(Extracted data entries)
Segment Open

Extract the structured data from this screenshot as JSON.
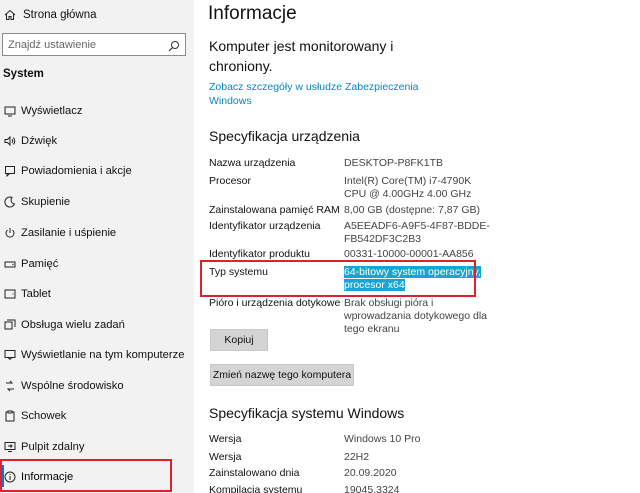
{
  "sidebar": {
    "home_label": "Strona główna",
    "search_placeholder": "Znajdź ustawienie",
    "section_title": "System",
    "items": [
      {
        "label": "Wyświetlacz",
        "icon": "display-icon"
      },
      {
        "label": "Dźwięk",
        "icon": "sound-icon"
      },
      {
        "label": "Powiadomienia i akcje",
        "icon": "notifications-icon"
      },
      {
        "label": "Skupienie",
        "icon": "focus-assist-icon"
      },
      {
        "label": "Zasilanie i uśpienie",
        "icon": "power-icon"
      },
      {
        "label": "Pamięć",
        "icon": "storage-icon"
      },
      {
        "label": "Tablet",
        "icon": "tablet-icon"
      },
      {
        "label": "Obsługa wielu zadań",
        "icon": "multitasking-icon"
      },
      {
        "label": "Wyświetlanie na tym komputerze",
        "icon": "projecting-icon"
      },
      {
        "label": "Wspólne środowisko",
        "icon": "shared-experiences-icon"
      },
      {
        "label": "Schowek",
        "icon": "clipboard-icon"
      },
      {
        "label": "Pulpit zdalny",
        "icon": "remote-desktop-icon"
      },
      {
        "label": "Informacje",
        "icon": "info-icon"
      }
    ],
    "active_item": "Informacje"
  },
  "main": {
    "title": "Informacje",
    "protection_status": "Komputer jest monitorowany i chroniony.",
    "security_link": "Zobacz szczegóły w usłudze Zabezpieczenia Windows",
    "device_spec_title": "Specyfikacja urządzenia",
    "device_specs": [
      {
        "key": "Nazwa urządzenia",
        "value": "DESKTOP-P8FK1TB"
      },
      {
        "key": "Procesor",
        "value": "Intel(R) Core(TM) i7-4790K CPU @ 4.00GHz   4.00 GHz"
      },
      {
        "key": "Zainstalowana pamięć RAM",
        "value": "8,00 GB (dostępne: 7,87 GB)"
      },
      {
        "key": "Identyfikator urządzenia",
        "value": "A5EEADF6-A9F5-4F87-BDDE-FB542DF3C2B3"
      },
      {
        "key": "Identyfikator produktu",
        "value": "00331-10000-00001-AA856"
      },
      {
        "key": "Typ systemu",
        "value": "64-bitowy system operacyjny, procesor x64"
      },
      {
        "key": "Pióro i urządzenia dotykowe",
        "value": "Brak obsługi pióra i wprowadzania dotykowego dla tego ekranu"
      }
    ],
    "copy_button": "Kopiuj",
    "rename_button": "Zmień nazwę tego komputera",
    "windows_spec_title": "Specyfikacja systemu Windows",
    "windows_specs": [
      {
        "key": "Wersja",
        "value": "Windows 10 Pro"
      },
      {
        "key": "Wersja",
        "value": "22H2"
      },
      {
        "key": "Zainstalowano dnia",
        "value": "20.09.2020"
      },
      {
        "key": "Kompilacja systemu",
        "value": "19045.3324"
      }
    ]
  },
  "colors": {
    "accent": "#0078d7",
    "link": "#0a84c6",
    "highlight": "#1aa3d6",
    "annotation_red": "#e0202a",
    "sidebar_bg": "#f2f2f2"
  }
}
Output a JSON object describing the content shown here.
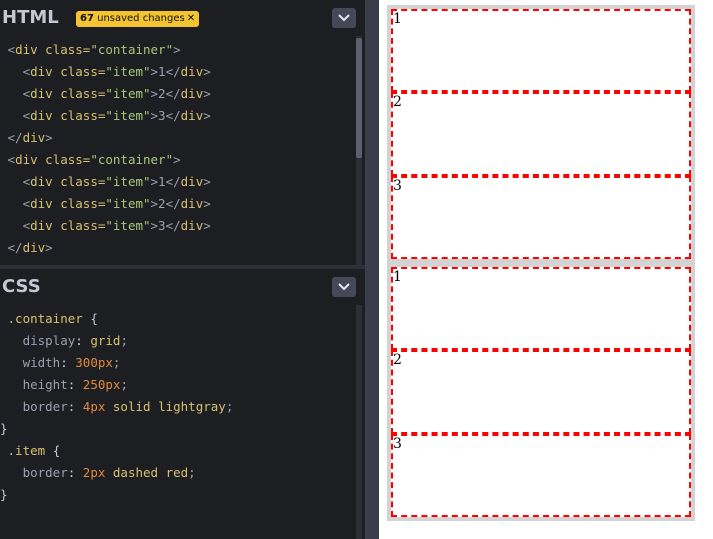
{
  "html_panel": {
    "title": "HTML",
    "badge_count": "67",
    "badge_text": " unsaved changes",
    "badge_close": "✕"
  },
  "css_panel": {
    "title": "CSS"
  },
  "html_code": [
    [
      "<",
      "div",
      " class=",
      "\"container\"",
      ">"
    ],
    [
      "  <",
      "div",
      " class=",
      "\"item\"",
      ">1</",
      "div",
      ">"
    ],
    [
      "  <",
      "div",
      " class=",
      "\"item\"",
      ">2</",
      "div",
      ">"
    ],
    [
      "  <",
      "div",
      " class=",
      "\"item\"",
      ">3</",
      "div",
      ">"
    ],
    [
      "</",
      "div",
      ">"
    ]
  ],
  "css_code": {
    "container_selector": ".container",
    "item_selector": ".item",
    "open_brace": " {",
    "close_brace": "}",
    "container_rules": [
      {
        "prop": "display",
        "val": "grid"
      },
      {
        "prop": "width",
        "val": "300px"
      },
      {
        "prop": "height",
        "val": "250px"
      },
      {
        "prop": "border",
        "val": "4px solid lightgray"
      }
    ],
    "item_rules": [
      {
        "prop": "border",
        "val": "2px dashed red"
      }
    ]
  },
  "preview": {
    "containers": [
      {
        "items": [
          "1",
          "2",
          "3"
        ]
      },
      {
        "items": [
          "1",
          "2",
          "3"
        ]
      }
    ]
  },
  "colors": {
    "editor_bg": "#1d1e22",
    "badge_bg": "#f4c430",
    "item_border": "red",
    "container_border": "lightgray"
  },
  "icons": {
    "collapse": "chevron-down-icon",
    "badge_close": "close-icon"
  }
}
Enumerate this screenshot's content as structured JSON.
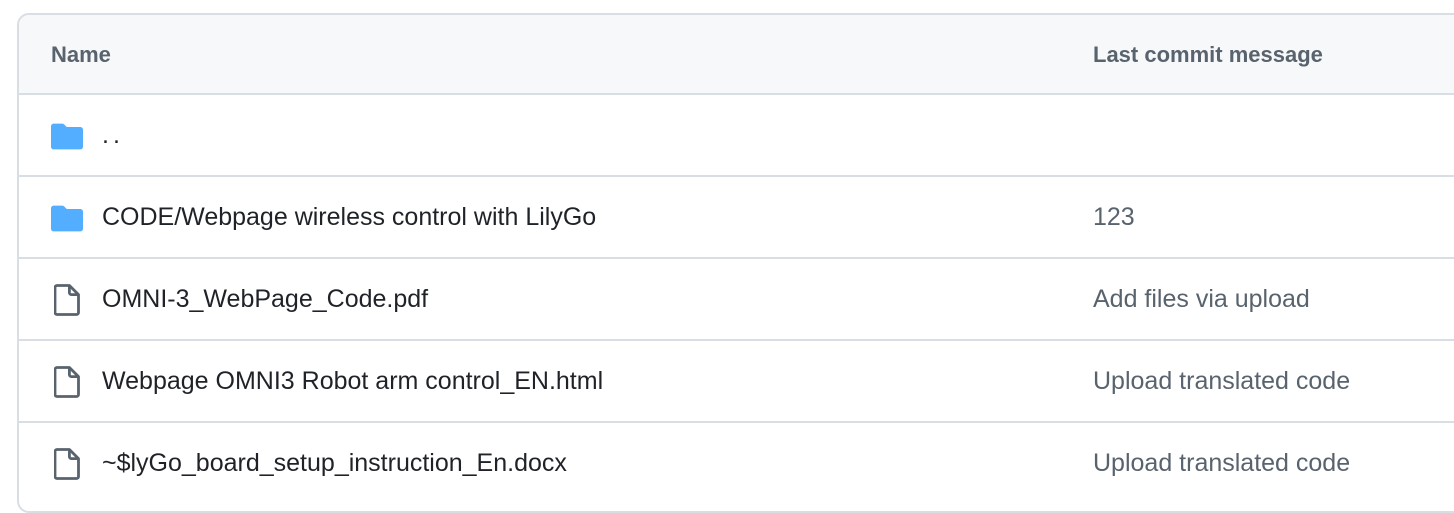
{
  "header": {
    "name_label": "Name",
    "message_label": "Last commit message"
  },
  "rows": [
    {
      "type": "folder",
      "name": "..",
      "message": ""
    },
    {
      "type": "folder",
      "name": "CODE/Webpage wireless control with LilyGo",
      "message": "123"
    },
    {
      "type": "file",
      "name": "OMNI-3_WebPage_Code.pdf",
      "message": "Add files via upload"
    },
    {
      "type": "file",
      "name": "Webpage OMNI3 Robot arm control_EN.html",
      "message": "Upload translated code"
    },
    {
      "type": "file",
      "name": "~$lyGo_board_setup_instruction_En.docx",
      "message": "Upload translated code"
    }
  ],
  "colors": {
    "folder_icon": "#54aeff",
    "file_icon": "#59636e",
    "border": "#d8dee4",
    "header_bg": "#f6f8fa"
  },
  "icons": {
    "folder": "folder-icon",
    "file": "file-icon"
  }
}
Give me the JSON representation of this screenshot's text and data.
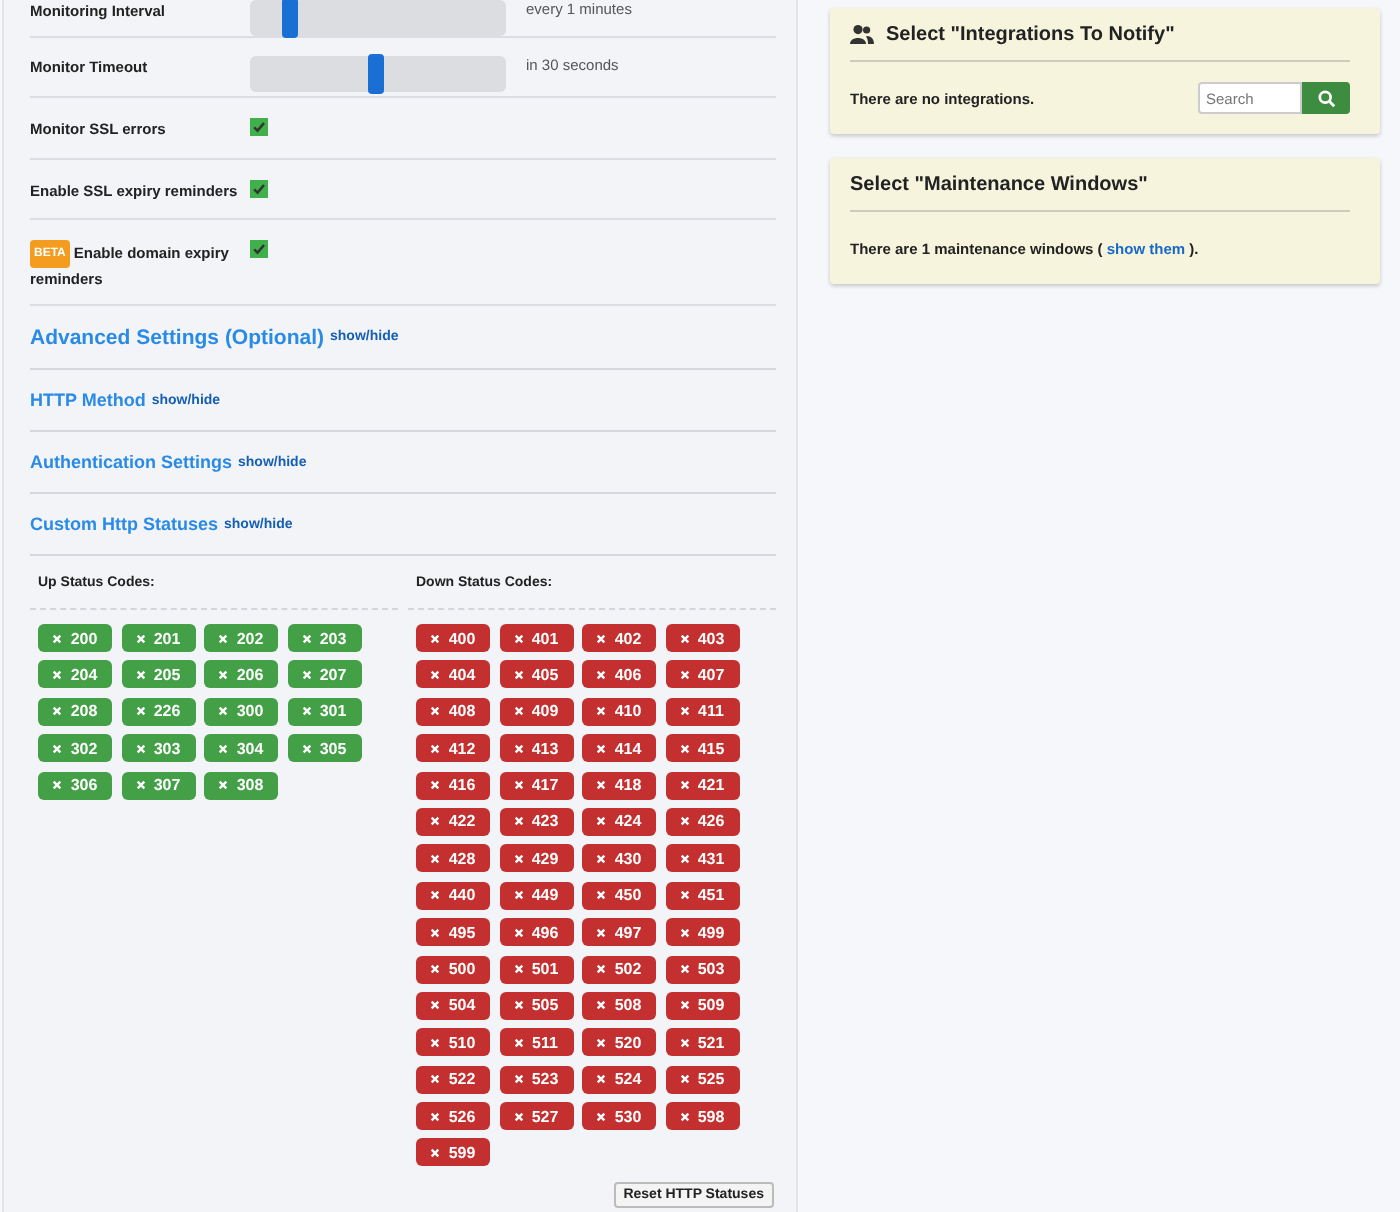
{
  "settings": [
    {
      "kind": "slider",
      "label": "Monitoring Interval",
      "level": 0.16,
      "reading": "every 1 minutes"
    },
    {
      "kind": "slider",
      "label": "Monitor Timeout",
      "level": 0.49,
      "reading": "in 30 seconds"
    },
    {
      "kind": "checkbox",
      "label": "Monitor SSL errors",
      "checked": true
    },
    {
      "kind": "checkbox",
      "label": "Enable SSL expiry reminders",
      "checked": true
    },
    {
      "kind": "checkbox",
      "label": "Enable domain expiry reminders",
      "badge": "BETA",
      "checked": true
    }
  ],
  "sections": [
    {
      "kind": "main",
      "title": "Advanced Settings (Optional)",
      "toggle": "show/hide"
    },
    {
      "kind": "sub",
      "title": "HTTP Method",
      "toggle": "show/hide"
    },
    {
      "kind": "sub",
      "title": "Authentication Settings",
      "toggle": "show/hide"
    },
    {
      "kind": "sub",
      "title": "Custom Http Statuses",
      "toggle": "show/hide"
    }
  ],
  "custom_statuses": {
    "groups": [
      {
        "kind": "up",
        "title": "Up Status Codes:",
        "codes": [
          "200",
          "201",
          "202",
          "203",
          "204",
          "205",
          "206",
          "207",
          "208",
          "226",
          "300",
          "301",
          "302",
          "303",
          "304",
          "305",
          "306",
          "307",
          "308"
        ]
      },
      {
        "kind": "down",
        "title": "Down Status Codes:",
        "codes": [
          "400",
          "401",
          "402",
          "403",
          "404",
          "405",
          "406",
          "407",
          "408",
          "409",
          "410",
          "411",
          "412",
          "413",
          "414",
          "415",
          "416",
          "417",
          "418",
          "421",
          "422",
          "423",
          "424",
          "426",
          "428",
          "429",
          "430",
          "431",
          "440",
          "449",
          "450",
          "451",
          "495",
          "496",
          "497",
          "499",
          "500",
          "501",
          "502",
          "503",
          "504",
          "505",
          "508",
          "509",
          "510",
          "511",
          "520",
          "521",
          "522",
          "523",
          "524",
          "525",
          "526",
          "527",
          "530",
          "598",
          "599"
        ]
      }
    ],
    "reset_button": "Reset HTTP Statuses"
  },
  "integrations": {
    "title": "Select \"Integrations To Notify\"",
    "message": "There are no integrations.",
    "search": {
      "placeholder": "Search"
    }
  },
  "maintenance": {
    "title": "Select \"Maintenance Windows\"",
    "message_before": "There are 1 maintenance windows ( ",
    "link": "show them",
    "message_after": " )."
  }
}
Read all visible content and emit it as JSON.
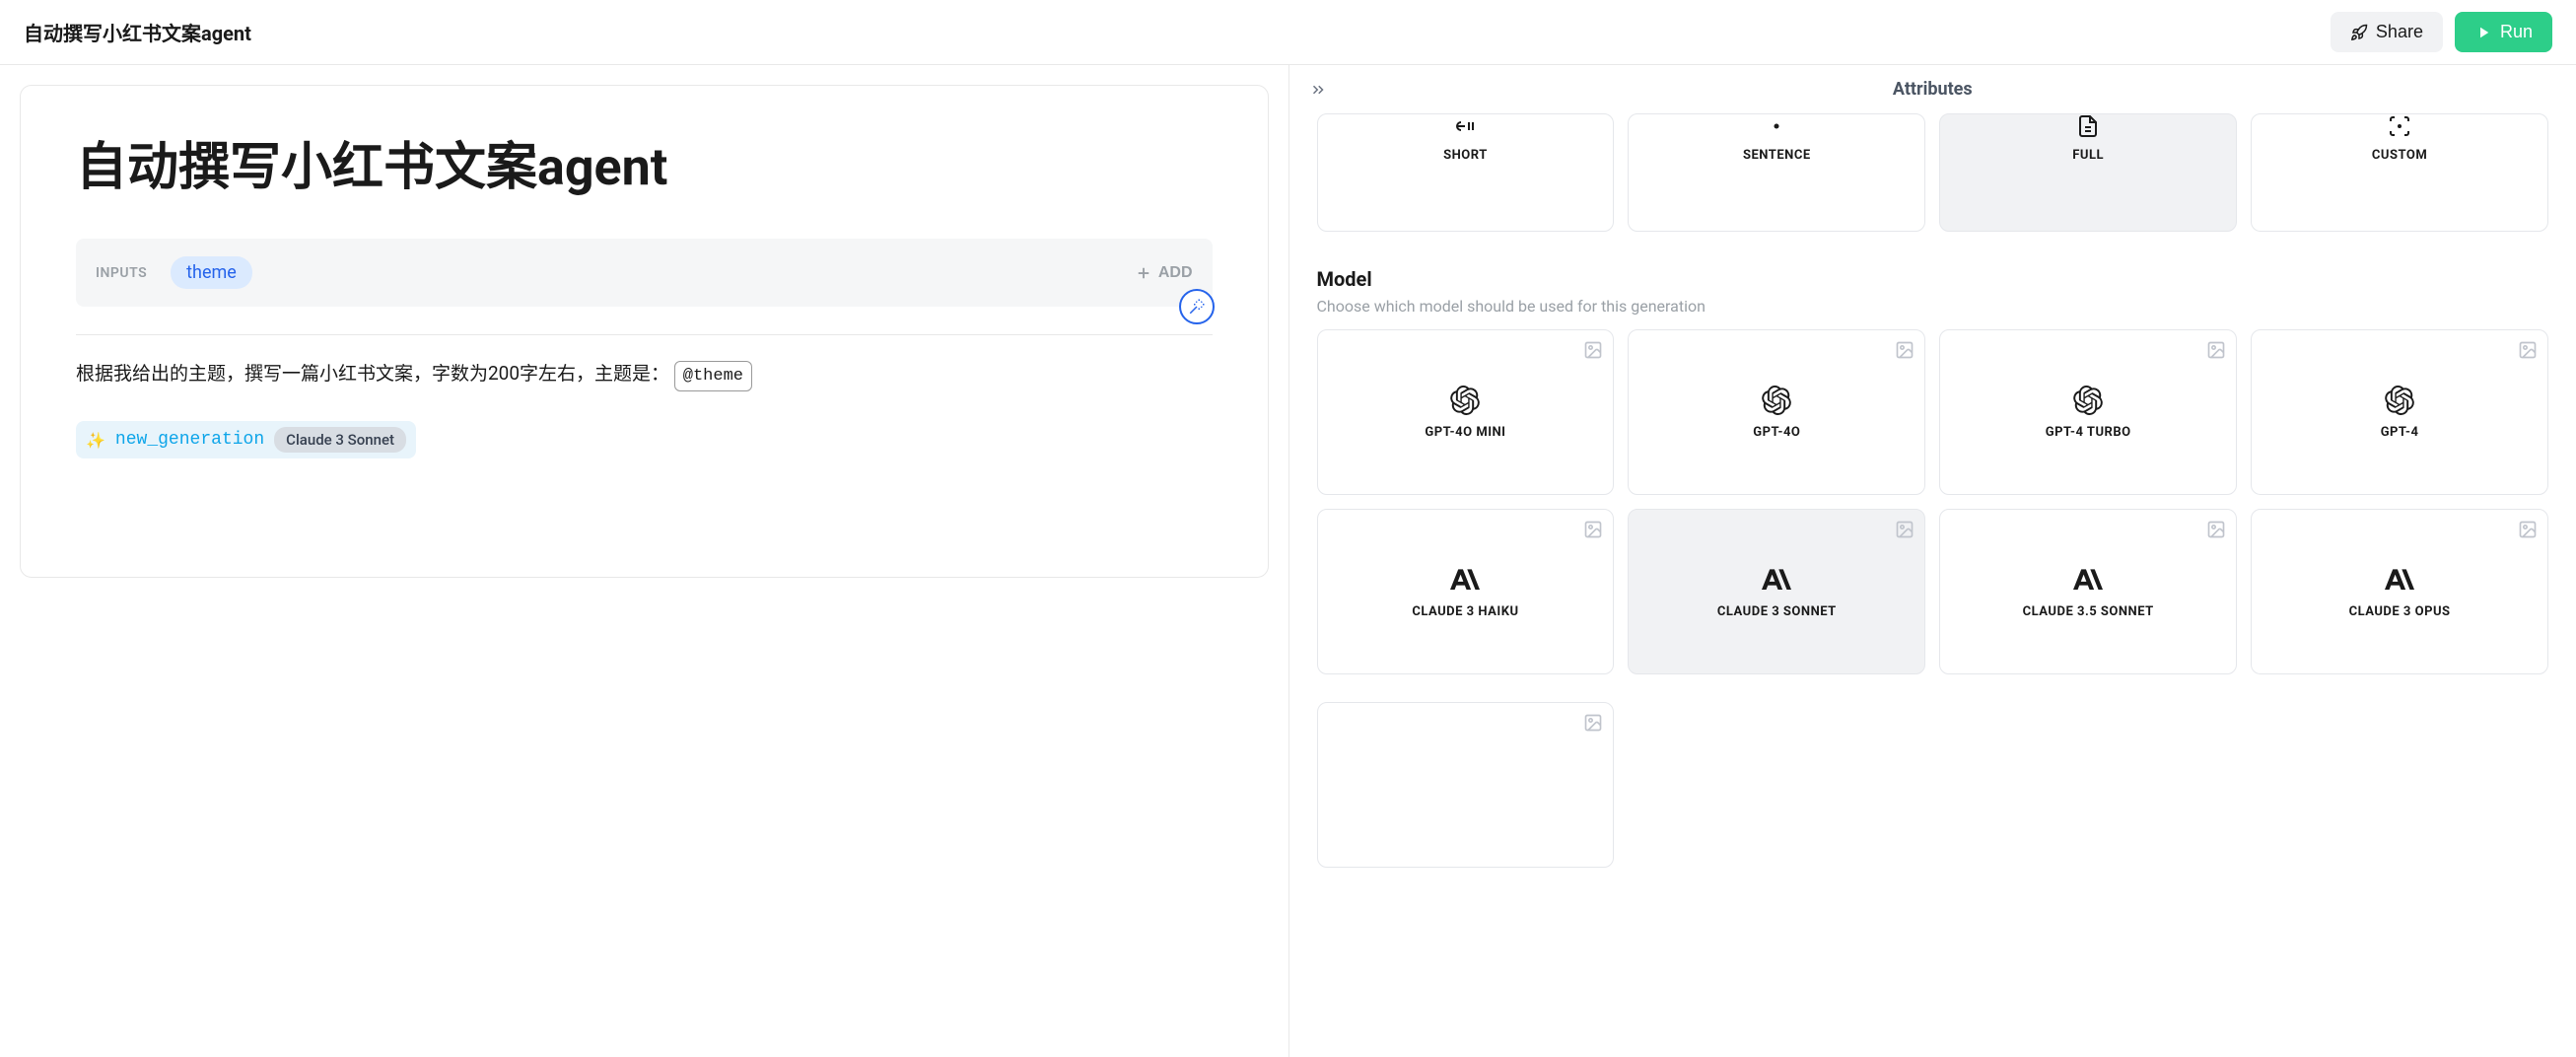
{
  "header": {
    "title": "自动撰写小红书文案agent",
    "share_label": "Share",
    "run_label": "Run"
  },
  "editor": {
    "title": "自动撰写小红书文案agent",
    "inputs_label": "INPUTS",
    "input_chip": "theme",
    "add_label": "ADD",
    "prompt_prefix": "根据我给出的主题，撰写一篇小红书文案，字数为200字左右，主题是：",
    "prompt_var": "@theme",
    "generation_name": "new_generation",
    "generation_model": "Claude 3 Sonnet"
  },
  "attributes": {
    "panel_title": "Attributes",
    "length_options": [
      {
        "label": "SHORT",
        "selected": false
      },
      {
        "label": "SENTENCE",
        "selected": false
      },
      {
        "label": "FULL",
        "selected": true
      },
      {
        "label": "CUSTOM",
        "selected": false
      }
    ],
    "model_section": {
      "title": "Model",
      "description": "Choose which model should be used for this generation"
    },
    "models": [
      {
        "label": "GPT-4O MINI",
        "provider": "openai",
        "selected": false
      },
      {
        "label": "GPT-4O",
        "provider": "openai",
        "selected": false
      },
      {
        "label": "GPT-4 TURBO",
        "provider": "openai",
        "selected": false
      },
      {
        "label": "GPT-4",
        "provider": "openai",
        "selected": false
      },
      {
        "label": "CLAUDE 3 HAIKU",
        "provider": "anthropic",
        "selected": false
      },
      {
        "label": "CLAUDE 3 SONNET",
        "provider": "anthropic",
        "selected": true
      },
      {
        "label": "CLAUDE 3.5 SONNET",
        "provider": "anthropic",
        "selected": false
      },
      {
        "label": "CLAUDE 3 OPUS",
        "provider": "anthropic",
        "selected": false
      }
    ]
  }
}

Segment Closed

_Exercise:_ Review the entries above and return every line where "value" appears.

_Answer section:_
        "value": "DESKTOP-P8FK1TB"
        "value": "Intel(R) Core(TM) i7-4790K CPU @ 4.00GHz   4.00 GHz"
        "value": "8,00 GB (dostępne: 7,87 GB)"
        "value": "A5EEADF6-A9F5-4F87-BDDE-FB542DF3C2B3"
        "value": "00331-10000-00001-AA856"
        "value": "64-bitowy system operacyjny, procesor x64"
        "value": "Brak obsługi pióra i wprowadzania dotykowego dla tego ekranu"
        "value": "Windows 10 Pro"
        "value": "22H2"
        "value": "20.09.2020"
        "value": "19045.3324"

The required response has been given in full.